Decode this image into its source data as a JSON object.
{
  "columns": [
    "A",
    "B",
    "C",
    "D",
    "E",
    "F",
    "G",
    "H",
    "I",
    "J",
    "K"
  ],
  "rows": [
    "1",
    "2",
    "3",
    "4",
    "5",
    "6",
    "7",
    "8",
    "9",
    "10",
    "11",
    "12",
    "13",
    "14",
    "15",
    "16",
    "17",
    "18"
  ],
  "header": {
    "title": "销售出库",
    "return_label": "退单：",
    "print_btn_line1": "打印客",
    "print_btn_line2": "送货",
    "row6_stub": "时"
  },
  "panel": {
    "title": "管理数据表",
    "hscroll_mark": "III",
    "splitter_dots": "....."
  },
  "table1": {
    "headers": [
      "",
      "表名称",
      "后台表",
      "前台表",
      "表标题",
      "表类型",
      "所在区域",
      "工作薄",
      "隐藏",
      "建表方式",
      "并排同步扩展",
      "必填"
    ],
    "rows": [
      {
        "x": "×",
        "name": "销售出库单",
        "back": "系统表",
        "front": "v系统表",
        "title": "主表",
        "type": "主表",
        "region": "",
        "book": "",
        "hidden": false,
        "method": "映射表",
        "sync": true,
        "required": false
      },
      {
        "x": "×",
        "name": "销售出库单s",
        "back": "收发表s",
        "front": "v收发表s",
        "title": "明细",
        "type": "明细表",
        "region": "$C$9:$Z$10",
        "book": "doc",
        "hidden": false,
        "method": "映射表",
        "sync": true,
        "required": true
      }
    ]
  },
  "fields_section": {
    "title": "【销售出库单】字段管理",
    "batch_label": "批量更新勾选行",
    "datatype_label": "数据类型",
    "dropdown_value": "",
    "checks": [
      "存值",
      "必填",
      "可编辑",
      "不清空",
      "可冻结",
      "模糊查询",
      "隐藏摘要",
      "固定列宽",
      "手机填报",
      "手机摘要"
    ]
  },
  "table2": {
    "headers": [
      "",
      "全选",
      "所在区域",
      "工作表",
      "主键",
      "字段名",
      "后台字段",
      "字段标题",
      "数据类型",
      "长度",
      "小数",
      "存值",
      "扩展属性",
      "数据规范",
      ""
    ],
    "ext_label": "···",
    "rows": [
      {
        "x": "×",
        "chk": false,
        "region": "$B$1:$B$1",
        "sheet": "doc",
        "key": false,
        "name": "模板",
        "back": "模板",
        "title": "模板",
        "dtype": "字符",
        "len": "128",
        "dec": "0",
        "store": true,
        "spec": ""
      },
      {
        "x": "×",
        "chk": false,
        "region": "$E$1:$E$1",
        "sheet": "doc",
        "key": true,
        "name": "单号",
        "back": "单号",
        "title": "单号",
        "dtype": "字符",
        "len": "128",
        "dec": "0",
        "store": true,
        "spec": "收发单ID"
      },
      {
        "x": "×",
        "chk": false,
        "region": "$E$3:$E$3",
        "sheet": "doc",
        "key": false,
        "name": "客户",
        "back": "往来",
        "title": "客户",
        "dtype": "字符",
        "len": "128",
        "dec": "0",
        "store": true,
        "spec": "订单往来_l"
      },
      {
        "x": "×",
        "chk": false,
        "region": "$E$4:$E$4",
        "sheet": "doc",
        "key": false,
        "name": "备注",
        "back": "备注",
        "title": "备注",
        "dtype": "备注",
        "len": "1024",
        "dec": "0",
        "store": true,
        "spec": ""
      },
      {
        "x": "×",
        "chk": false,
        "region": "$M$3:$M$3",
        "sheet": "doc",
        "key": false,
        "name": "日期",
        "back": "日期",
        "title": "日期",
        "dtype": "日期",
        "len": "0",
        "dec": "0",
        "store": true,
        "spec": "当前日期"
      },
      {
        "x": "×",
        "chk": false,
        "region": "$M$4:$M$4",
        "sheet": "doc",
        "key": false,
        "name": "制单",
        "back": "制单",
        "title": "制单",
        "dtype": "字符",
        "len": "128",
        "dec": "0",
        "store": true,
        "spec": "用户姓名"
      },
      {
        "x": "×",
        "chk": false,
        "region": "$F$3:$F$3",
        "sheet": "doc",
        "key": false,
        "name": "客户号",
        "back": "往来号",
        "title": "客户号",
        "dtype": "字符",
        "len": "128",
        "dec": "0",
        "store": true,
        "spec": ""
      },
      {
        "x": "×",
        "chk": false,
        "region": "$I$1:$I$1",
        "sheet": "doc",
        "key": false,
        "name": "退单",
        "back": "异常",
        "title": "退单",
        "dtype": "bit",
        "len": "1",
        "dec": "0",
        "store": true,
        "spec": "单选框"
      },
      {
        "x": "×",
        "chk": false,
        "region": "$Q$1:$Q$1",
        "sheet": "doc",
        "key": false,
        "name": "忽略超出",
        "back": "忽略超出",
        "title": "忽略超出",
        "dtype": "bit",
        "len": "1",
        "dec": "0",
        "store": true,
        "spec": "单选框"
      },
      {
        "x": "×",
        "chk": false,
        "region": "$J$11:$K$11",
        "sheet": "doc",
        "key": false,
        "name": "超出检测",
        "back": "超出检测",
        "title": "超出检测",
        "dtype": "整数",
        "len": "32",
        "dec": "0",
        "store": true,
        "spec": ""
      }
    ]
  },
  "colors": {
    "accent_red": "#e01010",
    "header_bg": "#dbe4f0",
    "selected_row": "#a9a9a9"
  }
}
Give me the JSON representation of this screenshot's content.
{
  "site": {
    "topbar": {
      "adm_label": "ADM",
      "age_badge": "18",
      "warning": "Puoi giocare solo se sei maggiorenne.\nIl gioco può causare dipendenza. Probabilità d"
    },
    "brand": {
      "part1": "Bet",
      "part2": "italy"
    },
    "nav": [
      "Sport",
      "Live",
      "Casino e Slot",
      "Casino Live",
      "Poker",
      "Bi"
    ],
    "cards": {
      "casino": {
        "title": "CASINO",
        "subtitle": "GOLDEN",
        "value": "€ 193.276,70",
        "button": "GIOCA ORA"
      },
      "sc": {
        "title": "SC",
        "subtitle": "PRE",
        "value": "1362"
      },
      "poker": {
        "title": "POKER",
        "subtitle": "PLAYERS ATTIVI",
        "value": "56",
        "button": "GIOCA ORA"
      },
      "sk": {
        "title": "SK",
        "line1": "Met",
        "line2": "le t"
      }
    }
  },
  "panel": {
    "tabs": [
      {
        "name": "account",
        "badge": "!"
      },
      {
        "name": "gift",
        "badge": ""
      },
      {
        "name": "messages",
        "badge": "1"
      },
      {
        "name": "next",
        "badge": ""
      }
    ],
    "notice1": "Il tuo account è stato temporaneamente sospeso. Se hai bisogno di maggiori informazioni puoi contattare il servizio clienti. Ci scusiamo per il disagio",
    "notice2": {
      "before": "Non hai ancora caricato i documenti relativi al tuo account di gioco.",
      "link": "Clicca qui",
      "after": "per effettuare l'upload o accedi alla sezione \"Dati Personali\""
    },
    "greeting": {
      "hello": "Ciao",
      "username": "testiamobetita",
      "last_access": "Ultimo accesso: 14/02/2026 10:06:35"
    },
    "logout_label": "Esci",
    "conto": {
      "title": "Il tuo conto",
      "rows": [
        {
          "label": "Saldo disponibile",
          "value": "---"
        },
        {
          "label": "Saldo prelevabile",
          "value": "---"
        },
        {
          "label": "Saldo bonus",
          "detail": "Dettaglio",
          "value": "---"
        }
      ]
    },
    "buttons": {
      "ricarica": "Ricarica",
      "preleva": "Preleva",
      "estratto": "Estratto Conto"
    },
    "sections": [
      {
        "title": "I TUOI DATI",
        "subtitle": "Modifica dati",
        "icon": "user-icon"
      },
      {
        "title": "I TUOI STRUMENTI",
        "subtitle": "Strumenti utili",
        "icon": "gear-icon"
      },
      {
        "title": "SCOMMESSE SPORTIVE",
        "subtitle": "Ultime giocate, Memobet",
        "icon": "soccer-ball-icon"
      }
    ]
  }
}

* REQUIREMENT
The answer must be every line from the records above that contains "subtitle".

* EXPECTED OUTPUT
        "subtitle": "GOLDEN",
        "subtitle": "PRE",
        "subtitle": "PLAYERS ATTIVI",
        "subtitle": "Modifica dati",
        "subtitle": "Strumenti utili",
        "subtitle": "Ultime giocate, Memobet",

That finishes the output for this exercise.